→ **Work request**: Your reply should be only the number of lines in the material below that include the word "data".
Segment Start: Material shown
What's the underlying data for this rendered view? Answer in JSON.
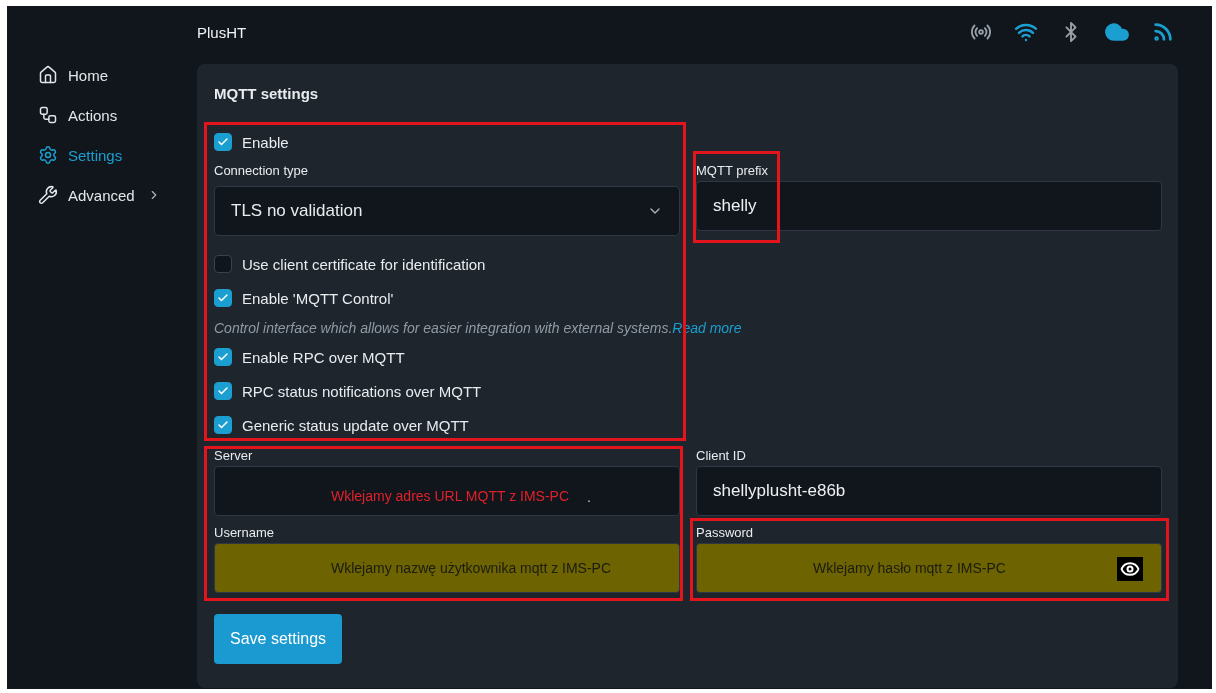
{
  "header": {
    "title": "PlusHT",
    "status_icons": [
      {
        "kind": "radio",
        "on": false
      },
      {
        "kind": "wifi",
        "on": true
      },
      {
        "kind": "bluetooth",
        "on": false
      },
      {
        "kind": "cloud",
        "on": true
      },
      {
        "kind": "mqtt",
        "on": true
      }
    ]
  },
  "sidebar": {
    "items": [
      {
        "kind": "home",
        "label": "Home",
        "selected": false
      },
      {
        "kind": "actions",
        "label": "Actions",
        "selected": false
      },
      {
        "kind": "settings",
        "label": "Settings",
        "selected": true
      },
      {
        "kind": "advanced",
        "label": "Advanced",
        "selected": false,
        "expandable": true
      }
    ]
  },
  "panel": {
    "title": "MQTT settings",
    "left_items": [
      {
        "kind": "checkbox",
        "label": "Enable",
        "checked": true
      },
      {
        "kind": "select",
        "label": "Connection type",
        "value": "TLS no validation"
      },
      {
        "kind": "checkbox",
        "label": "Use client certificate for identification",
        "checked": false
      },
      {
        "kind": "checkbox",
        "label": "Enable 'MQTT Control'",
        "checked": true
      },
      {
        "kind": "hint",
        "text": "Control interface which allows for easier integration with external systems.",
        "link": "Read more"
      },
      {
        "kind": "checkbox",
        "label": "Enable RPC over MQTT",
        "checked": true
      },
      {
        "kind": "checkbox",
        "label": "RPC status notifications over MQTT",
        "checked": true
      },
      {
        "kind": "checkbox",
        "label": "Generic status update over MQTT",
        "checked": true
      }
    ],
    "prefix": {
      "label": "MQTT prefix",
      "value": "shelly"
    },
    "fields": [
      {
        "label": "Server",
        "kind": "red_note",
        "value": "Wklejamy adres URL MQTT z IMS-PC",
        "mark": "."
      },
      {
        "label": "Client ID",
        "kind": "plain",
        "value": "shellyplusht-e86b"
      },
      {
        "label": "Username",
        "kind": "olive_note",
        "value": "Wklejamy nazwę użytkownika mqtt z IMS-PC"
      },
      {
        "label": "Password",
        "kind": "olive_note",
        "value": "Wklejamy hasło mqtt z IMS-PC",
        "reveal": true
      }
    ],
    "save_button": "Save settings"
  }
}
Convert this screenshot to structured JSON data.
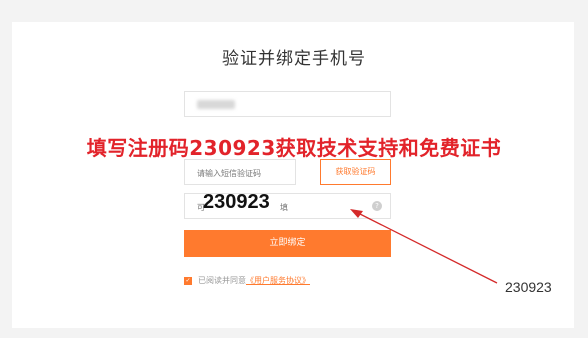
{
  "title": "验证并绑定手机号",
  "banner": "填写注册码230923获取技术支持和免费证书",
  "form": {
    "sms_placeholder": "请输入短信验证码",
    "get_code_label": "获取验证码",
    "invite_placeholder": "可",
    "invite_suffix": "填",
    "help_icon": "?",
    "bind_label": "立即绑定",
    "agree_text": "已阅读并同意",
    "agree_link": "《用户服务协议》",
    "checkbox_mark": "✓"
  },
  "overlay": {
    "code": "230923",
    "side_code": "230923"
  },
  "colors": {
    "accent": "#ff7a2e",
    "banner": "#e2232a",
    "arrow": "#d42a2a"
  }
}
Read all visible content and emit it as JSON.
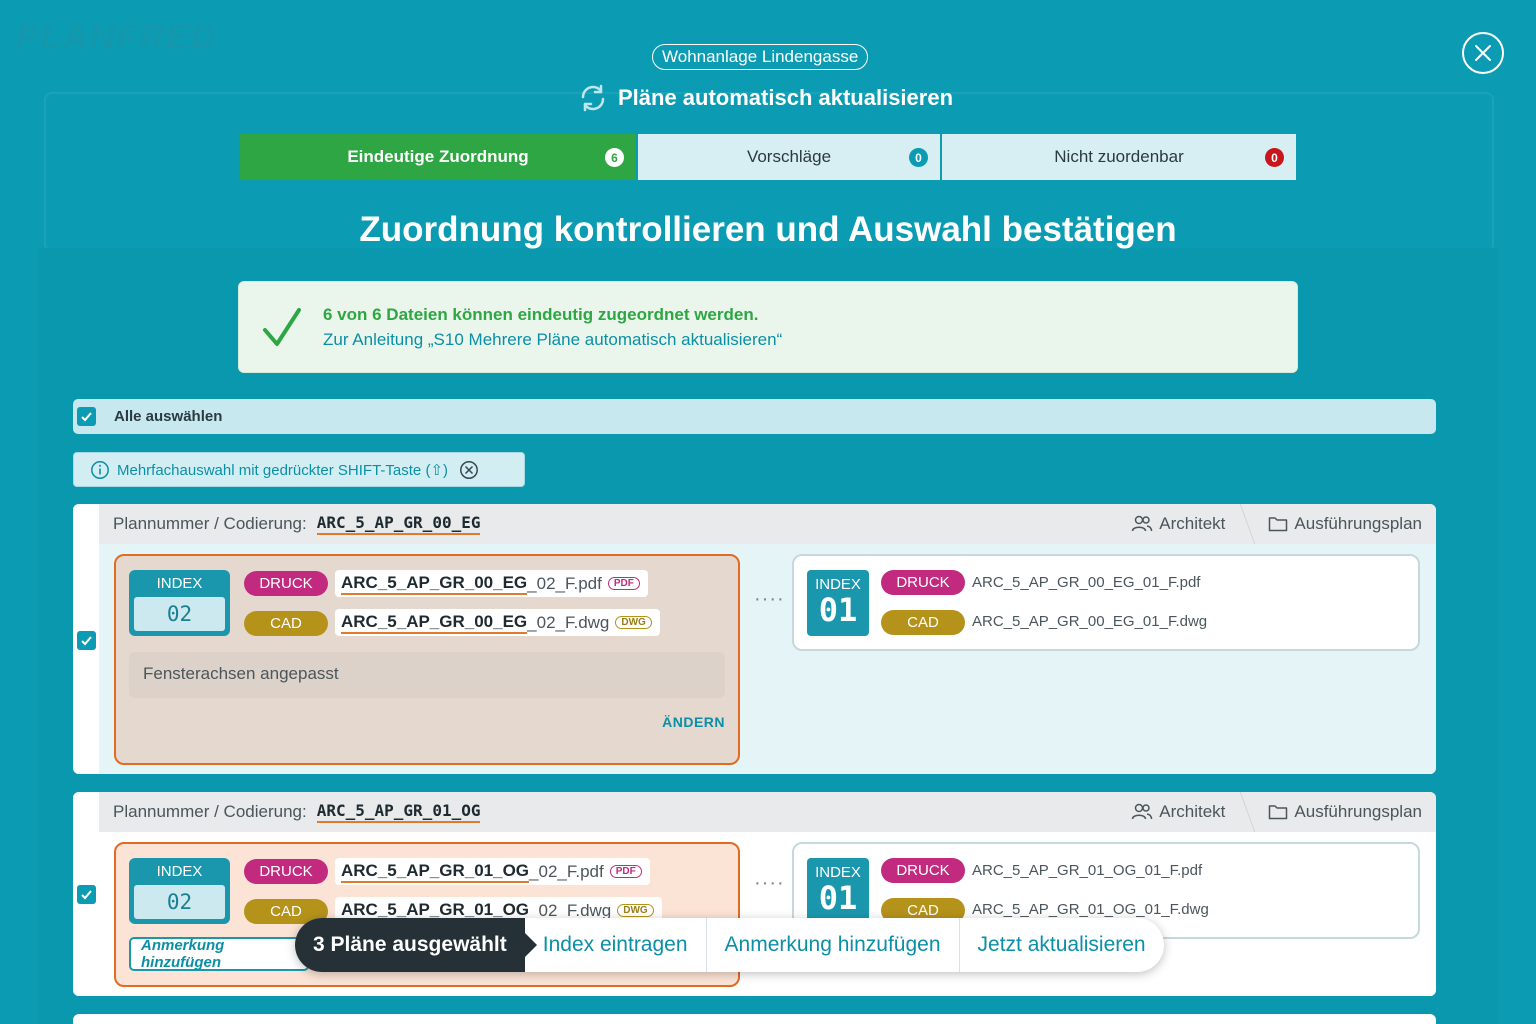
{
  "project_name": "Wohnanlage Lindengasse",
  "modal_title": "Pläne automatisch aktualisieren",
  "tabs": [
    {
      "label": "Eindeutige Zuordnung",
      "count": "6"
    },
    {
      "label": "Vorschläge",
      "count": "0"
    },
    {
      "label": "Nicht zuordenbar",
      "count": "0"
    }
  ],
  "heading": "Zuordnung kontrollieren und Auswahl bestätigen",
  "info": {
    "line1": "6 von 6 Dateien können eindeutig zugeordnet werden.",
    "line2": "Zur Anleitung „S10 Mehrere Pläne automatisch aktualisieren“"
  },
  "select_all_label": "Alle auswählen",
  "hint_text": "Mehrfachauswahl mit gedrückter SHIFT-Taste (⇧)",
  "rows": [
    {
      "head_label": "Plannummer / Codierung:",
      "code": "ARC_5_AP_GR_00_EG",
      "role": "Architekt",
      "plan_type": "Ausführungsplan",
      "new_index_label": "INDEX",
      "new_index": "02",
      "new_druck_label": "DRUCK",
      "new_druck_bold": "ARC_5_AP_GR_00_EG",
      "new_druck_rest": "_02_F.pdf",
      "new_druck_type": "PDF",
      "new_cad_label": "CAD",
      "new_cad_bold": "ARC_5_AP_GR_00_EG",
      "new_cad_rest": "_02_F.dwg",
      "new_cad_type": "DWG",
      "note": "Fensterachsen angepasst",
      "change_label": "ÄNDERN",
      "old_index_label": "INDEX",
      "old_index": "01",
      "old_druck_label": "DRUCK",
      "old_druck_file": "ARC_5_AP_GR_00_EG_01_F.pdf",
      "old_cad_label": "CAD",
      "old_cad_file": "ARC_5_AP_GR_00_EG_01_F.dwg"
    },
    {
      "head_label": "Plannummer / Codierung:",
      "code": "ARC_5_AP_GR_01_OG",
      "role": "Architekt",
      "plan_type": "Ausführungsplan",
      "new_index_label": "INDEX",
      "new_index": "02",
      "new_druck_label": "DRUCK",
      "new_druck_bold": "ARC_5_AP_GR_01_OG",
      "new_druck_rest": "_02_F.pdf",
      "new_druck_type": "PDF",
      "new_cad_label": "CAD",
      "new_cad_bold": "ARC_5_AP_GR_01_OG",
      "new_cad_rest": "_02_F.dwg",
      "new_cad_type": "DWG",
      "add_note_label": "Anmerkung hinzufügen",
      "old_index_label": "INDEX",
      "old_index": "01",
      "old_druck_label": "DRUCK",
      "old_druck_file": "ARC_5_AP_GR_01_OG_01_F.pdf",
      "old_cad_label": "CAD",
      "old_cad_file": "ARC_5_AP_GR_01_OG_01_F.dwg"
    }
  ],
  "action_bar": {
    "selected": "3 Pläne ausgewählt",
    "index": "Index eintragen",
    "note": "Anmerkung hinzufügen",
    "update": "Jetzt aktualisieren"
  },
  "colors": {
    "background": "#0b9cb3",
    "success": "#2ea643",
    "accent_orange": "#e06c24",
    "druck": "#c12a7e",
    "cad": "#b5921a",
    "danger": "#c9161d"
  },
  "icons": [
    "close-icon",
    "sync-icon",
    "check-icon",
    "info-icon",
    "clear-icon",
    "users-icon",
    "folder-icon",
    "checkbox-icon"
  ]
}
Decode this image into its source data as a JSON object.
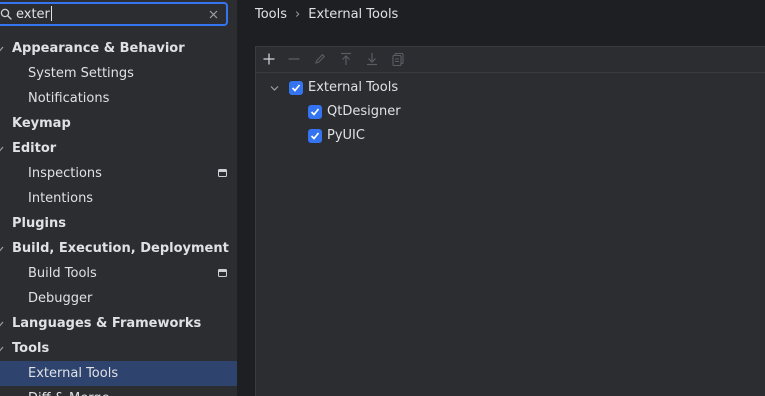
{
  "search": {
    "value": "exter"
  },
  "sidebar": {
    "items": [
      {
        "label": "Appearance & Behavior",
        "level": 0,
        "expanded": true
      },
      {
        "label": "System Settings",
        "level": 1
      },
      {
        "label": "Notifications",
        "level": 1
      },
      {
        "label": "Keymap",
        "level": 0
      },
      {
        "label": "Editor",
        "level": 0,
        "expanded": true
      },
      {
        "label": "Inspections",
        "level": 1,
        "badge": true
      },
      {
        "label": "Intentions",
        "level": 1
      },
      {
        "label": "Plugins",
        "level": 0
      },
      {
        "label": "Build, Execution, Deployment",
        "level": 0,
        "expanded": true
      },
      {
        "label": "Build Tools",
        "level": 1,
        "badge": true
      },
      {
        "label": "Debugger",
        "level": 1
      },
      {
        "label": "Languages & Frameworks",
        "level": 0,
        "expanded": true
      },
      {
        "label": "Tools",
        "level": 0,
        "expanded": true
      },
      {
        "label": "External Tools",
        "level": 1,
        "selected": true
      },
      {
        "label": "Diff & Merge",
        "level": 1
      }
    ]
  },
  "breadcrumb": {
    "parent": "Tools",
    "separator": "›",
    "current": "External Tools"
  },
  "toolbar": {
    "buttons": [
      "add-icon",
      "remove-icon",
      "edit-icon",
      "move-up-icon",
      "move-down-icon",
      "copy-icon"
    ]
  },
  "tools_tree": {
    "group": {
      "label": "External Tools",
      "checked": true,
      "expanded": true
    },
    "items": [
      {
        "label": "QtDesigner",
        "checked": true
      },
      {
        "label": "PyUIC",
        "checked": true
      }
    ]
  },
  "colors": {
    "accent": "#3574f0",
    "selection": "#2e436e",
    "sidebar_bg": "#2b2d30",
    "main_bg": "#1e1f22",
    "text": "#dfe1e5"
  }
}
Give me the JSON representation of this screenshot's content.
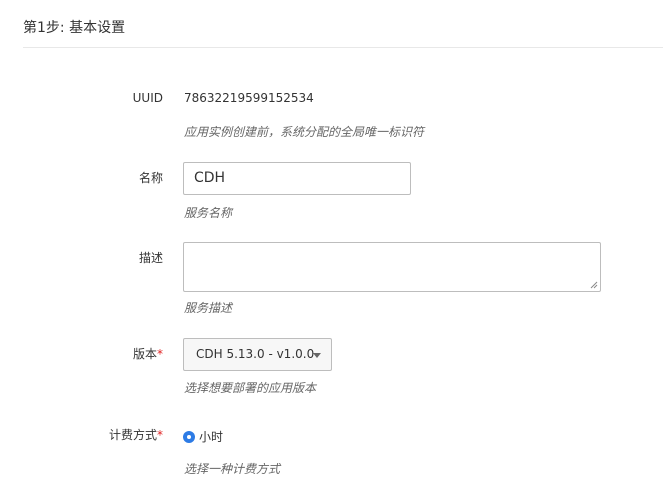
{
  "step": {
    "title": "第1步: 基本设置"
  },
  "uuid": {
    "label": "UUID",
    "value": "78632219599152534",
    "help": "应用实例创建前，系统分配的全局唯一标识符"
  },
  "name": {
    "label": "名称",
    "value": "CDH",
    "help": "服务名称"
  },
  "description": {
    "label": "描述",
    "value": "",
    "help": "服务描述"
  },
  "version": {
    "label": "版本",
    "required_mark": "*",
    "selected": "CDH 5.13.0 - v1.0.0",
    "help": "选择想要部署的应用版本"
  },
  "billing": {
    "label": "计费方式",
    "required_mark": "*",
    "selected_option": "小时",
    "help": "选择一种计费方式"
  },
  "colors": {
    "accent": "#2d7be5",
    "required": "#e02020",
    "border": "#bdbdbd"
  }
}
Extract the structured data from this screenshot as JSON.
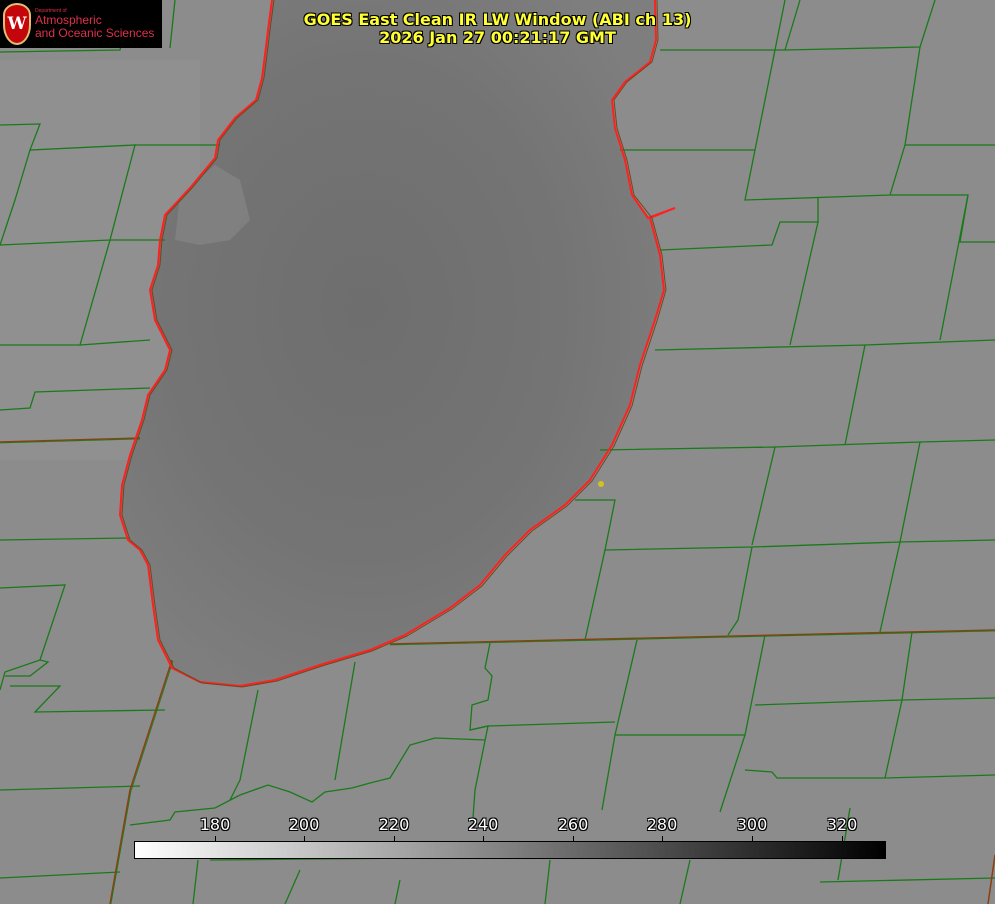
{
  "title": {
    "line1": "GOES East Clean IR LW Window (ABI ch 13)",
    "line2": "2026 Jan 27 00:21:17 GMT"
  },
  "logo": {
    "seal_letter": "W",
    "dept_small": "Department of",
    "line1": "Atmospheric",
    "line2": "and Oceanic Sciences"
  },
  "colorbar": {
    "labels": [
      "180",
      "200",
      "220",
      "240",
      "260",
      "280",
      "300",
      "320"
    ],
    "colors": {
      "start": "#ffffff",
      "end": "#000000"
    }
  },
  "colors": {
    "background": "#8a8a8a",
    "county_lines": "#1a7a1a",
    "state_lines": "#8a4010",
    "coastline": "#ff2020",
    "title": "#ffff33",
    "marker": "#d4c020"
  }
}
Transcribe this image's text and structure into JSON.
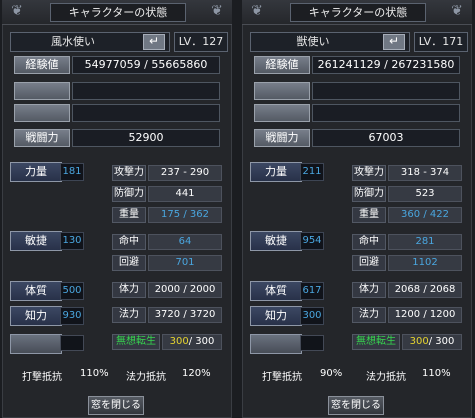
{
  "window": {
    "title": "キャラクターの状態",
    "close_label": "窓を閉じる"
  },
  "left": {
    "name": "風水使い",
    "level": "LV．127",
    "exp_label": "経験値",
    "exp_value": "54977059 / 55665860",
    "power_label": "戦闘力",
    "power_value": "52900",
    "str_label": "力量",
    "str_value": "181",
    "dex_label": "敏捷",
    "dex_value": "130",
    "con_label": "体質",
    "con_value": "500",
    "int_label": "知力",
    "int_value": "930",
    "atk_label": "攻撃力",
    "atk_value": "237 - 290",
    "def_label": "防御力",
    "def_value": "441",
    "weight_label": "重量",
    "weight_value": "175 / 362",
    "hit_label": "命中",
    "hit_value": "64",
    "eva_label": "回避",
    "eva_value": "701",
    "hp_label": "体力",
    "hp_value": "2000 / 2000",
    "mp_label": "法力",
    "mp_value": "3720 / 3720",
    "rebirth_label": "無想転生",
    "rebirth_current": "300",
    "rebirth_max": "/ 300",
    "hit_resist_label": "打撃抵抗",
    "hit_resist_value": "110%",
    "magic_resist_label": "法力抵抗",
    "magic_resist_value": "120%"
  },
  "right": {
    "name": "獣使い",
    "level": "LV．171",
    "exp_label": "経験値",
    "exp_value": "261241129 / 267231580",
    "power_label": "戦闘力",
    "power_value": "67003",
    "str_label": "力量",
    "str_value": "211",
    "dex_label": "敏捷",
    "dex_value": "954",
    "con_label": "体質",
    "con_value": "617",
    "int_label": "知力",
    "int_value": "300",
    "atk_label": "攻撃力",
    "atk_value": "318 - 374",
    "def_label": "防御力",
    "def_value": "523",
    "weight_label": "重量",
    "weight_value": "360 / 422",
    "hit_label": "命中",
    "hit_value": "281",
    "eva_label": "回避",
    "eva_value": "1102",
    "hp_label": "体力",
    "hp_value": "2068 / 2068",
    "mp_label": "法力",
    "mp_value": "1200 / 1200",
    "rebirth_label": "無想転生",
    "rebirth_current": "300",
    "rebirth_max": "/ 300",
    "hit_resist_label": "打撃抵抗",
    "hit_resist_value": "90%",
    "magic_resist_label": "法力抵抗",
    "magic_resist_value": "110%"
  },
  "icons": {
    "corner": "corner-ornament-icon",
    "back": "return-arrow-icon"
  },
  "colors": {
    "stat_value": "#4aa6df",
    "rebirth_label": "#36d44e",
    "rebirth_value": "#e6d42f"
  }
}
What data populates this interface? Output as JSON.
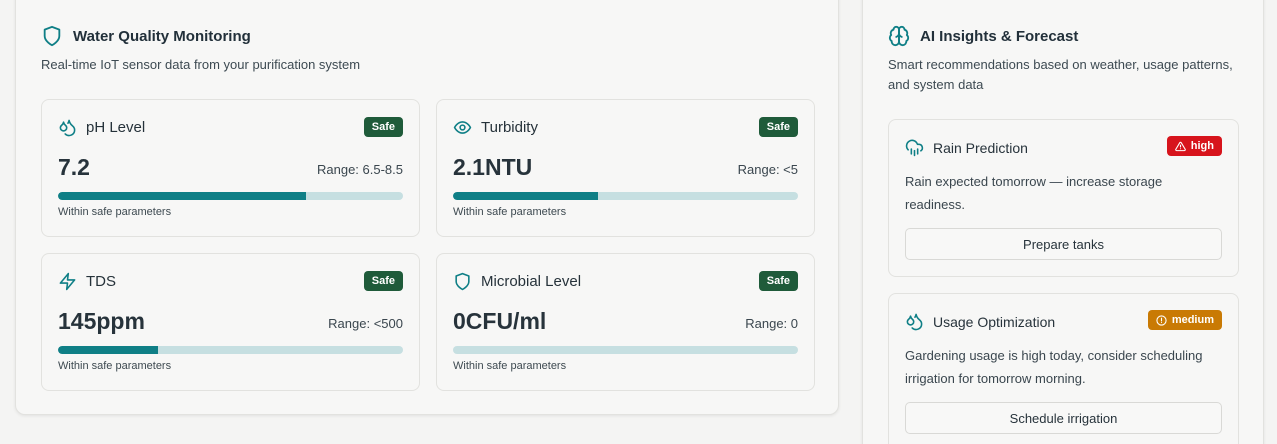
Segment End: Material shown
→ **Answer space**: 5